One of the fundamental criterion for the success of a scientific experiment is that it has to be replicable – it can’t be a one off. This means that anyone doing the same experiment under the same conditions should get the same result. Without this predictability science would be useless, both as an enterprise for discovery and as a fount for new technology. Having said that, it’s the unpredictable events, and the inexplicable ones, that lead to new theories, often dramatically, as expounded upon by Thomas Kuhn in his treatise on 'scientific revolutions'.
In the case of religion, however, any experience is unique to the person who has it. And this includes God, because God is an experience. The only manifestation of God that we know of is an internal one, albeit, it may feel like an external connection. And that experience is unique to that person. This means there are no religious truths, except at a very individual and intimate level. This creates a contradiction between personal religious experience and institutionalised religions that insist that everyone’s religious experiences must be the same, or of the same type (see my post on Religion). It’s when we attempt to rationalise these experiences, usually in the context of our cultural background, that we claim they are an ultimate truth. I contend that there is only one objective religious truth: we don’t know. Anything else is a dishonesty to the self, ‘mauvaise foi’, to quote Sartre.
People have a habit of confounding what they believe with what they know. When I studied philosophy, I was told that there are things that you know and things that you believe, and what you believe is contingent on what you know, but not the converse. (The Dalai Lama makes a similar point in his book on science and religion, The Universe in a Single Atom) When it comes to religion, I don’t expect anyone else to believe what I believe, because my experience is unique, and so is everyone else’s.
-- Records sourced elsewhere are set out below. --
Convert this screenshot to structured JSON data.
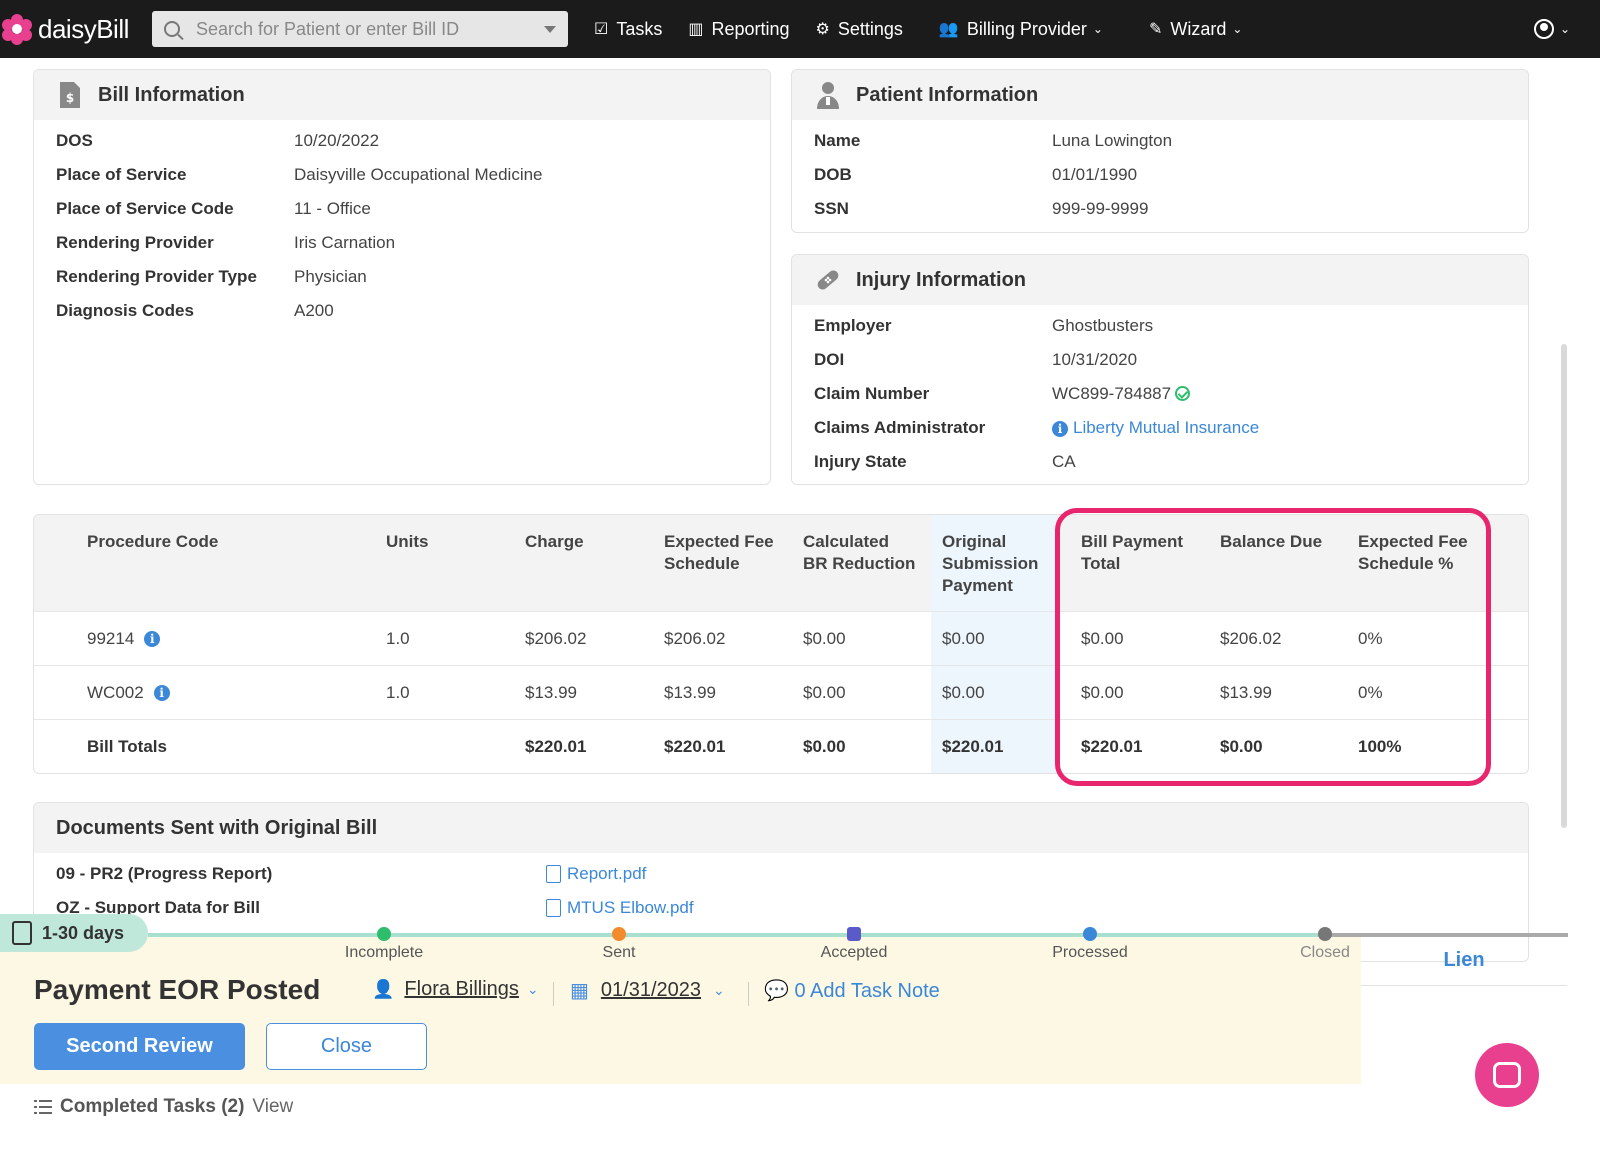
{
  "nav": {
    "logo": "daisyBill",
    "search_placeholder": "Search for Patient or enter Bill ID",
    "items": [
      {
        "label": "Tasks",
        "icon": "clipboard-check-icon"
      },
      {
        "label": "Reporting",
        "icon": "bar-chart-icon"
      },
      {
        "label": "Settings",
        "icon": "gear-icon"
      },
      {
        "label": "Billing Provider",
        "icon": "users-icon"
      },
      {
        "label": "Wizard",
        "icon": "magic-wand-icon"
      }
    ]
  },
  "bill_info": {
    "title": "Bill Information",
    "rows": [
      {
        "label": "DOS",
        "value": "10/20/2022"
      },
      {
        "label": "Place of Service",
        "value": "Daisyville Occupational Medicine"
      },
      {
        "label": "Place of Service Code",
        "value": "11 - Office"
      },
      {
        "label": "Rendering Provider",
        "value": "Iris Carnation"
      },
      {
        "label": "Rendering Provider Type",
        "value": "Physician"
      },
      {
        "label": "Diagnosis Codes",
        "value": "A200"
      }
    ]
  },
  "patient_info": {
    "title": "Patient Information",
    "rows": [
      {
        "label": "Name",
        "value": "Luna Lowington"
      },
      {
        "label": "DOB",
        "value": "01/01/1990"
      },
      {
        "label": "SSN",
        "value": "999-99-9999"
      }
    ]
  },
  "injury_info": {
    "title": "Injury Information",
    "rows": [
      {
        "label": "Employer",
        "value": "Ghostbusters"
      },
      {
        "label": "DOI",
        "value": "10/31/2020"
      },
      {
        "label": "Claim Number",
        "value": "WC899-784887"
      },
      {
        "label": "Claims Administrator",
        "value": "Liberty Mutual Insurance"
      },
      {
        "label": "Injury State",
        "value": "CA"
      }
    ]
  },
  "procedures": {
    "headers": {
      "code": "Procedure Code",
      "units": "Units",
      "charge": "Charge",
      "efs_1": "Expected Fee",
      "efs_2": "Schedule",
      "cbr_1": "Calculated",
      "cbr_2": "BR Reduction",
      "osp_1": "Original",
      "osp_2": "Submission",
      "osp_3": "Payment",
      "bpt_1": "Bill Payment",
      "bpt_2": "Total",
      "bal": "Balance Due",
      "efsp_1": "Expected Fee",
      "efsp_2": "Schedule %"
    },
    "rows": [
      {
        "code": "99214",
        "units": "1.0",
        "charge": "$206.02",
        "efs": "$206.02",
        "cbr": "$0.00",
        "osp": "$0.00",
        "bpt": "$0.00",
        "bal": "$206.02",
        "efsp": "0%"
      },
      {
        "code": "WC002",
        "units": "1.0",
        "charge": "$13.99",
        "efs": "$13.99",
        "cbr": "$0.00",
        "osp": "$0.00",
        "bpt": "$0.00",
        "bal": "$13.99",
        "efsp": "0%"
      }
    ],
    "totals": {
      "label": "Bill Totals",
      "charge": "$220.01",
      "efs": "$220.01",
      "cbr": "$0.00",
      "osp": "$220.01",
      "bpt": "$220.01",
      "bal": "$0.00",
      "efsp": "100%"
    }
  },
  "documents": {
    "title": "Documents Sent with Original Bill",
    "rows": [
      {
        "label": "09 - PR2 (Progress Report)",
        "file": "Report.pdf"
      },
      {
        "label": "OZ - Support Data for Bill",
        "file": "MTUS Elbow.pdf"
      }
    ]
  },
  "task": {
    "age": "1-30 days",
    "stages": [
      "Incomplete",
      "Sent",
      "Accepted",
      "Processed",
      "Closed"
    ],
    "title": "Payment EOR Posted",
    "assignee": "Flora Billings",
    "date": "01/31/2023",
    "note": "0 Add Task Note",
    "primary_button": "Second Review",
    "secondary_button": "Close",
    "side_tab": "Lien",
    "completed_label": "Completed Tasks (2)",
    "completed_link": "View"
  },
  "colors": {
    "accent": "#3b87d8",
    "highlight": "#e8266d",
    "brand": "#e8408e"
  }
}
Footnote: The Dalai Lama was a good friend of, and heavily influenced by, the renowned physicist, David Bohm, who also worked on the Manhattan Project. David Bohm lived in exile in England following his refusal to testify in the McCarthy senate hearings. The Dalai Lama said it was something they had in common, ironically, by polar opposite political forces: one communist and one anti-communist. Late in his life, Bohm wrote a philosophical book called Wholeness and the Implicate Order. In it, he speculates (amongst other things) that quantum mechanics may be the manifestation of our universe being a 3 dimensional projection of a higher spacial dimensional world.
Addendum: I argue continuously that ignorance is the greatest enemy of the 21st Century. A view also shared by the Dalai Lama apparently, who said: 'ignorance is one of the 3 poisons of the mind.' Stephen J. Gould once made the point that this particular debate is very parochially American. The rest of the Western world appears to be less confused about the roles of religion and science, especially in education, and, for the most part, moved on from this debate generations ago. There is nothing wrong in admitting ignorance - in fact, it is to be commended - but passing on ignorance under the guise of education is inexcusable, and a serious backward step. At a very early stage in my education (adolescence), I realised that real knowledge comes from knowing how much one doesn't know.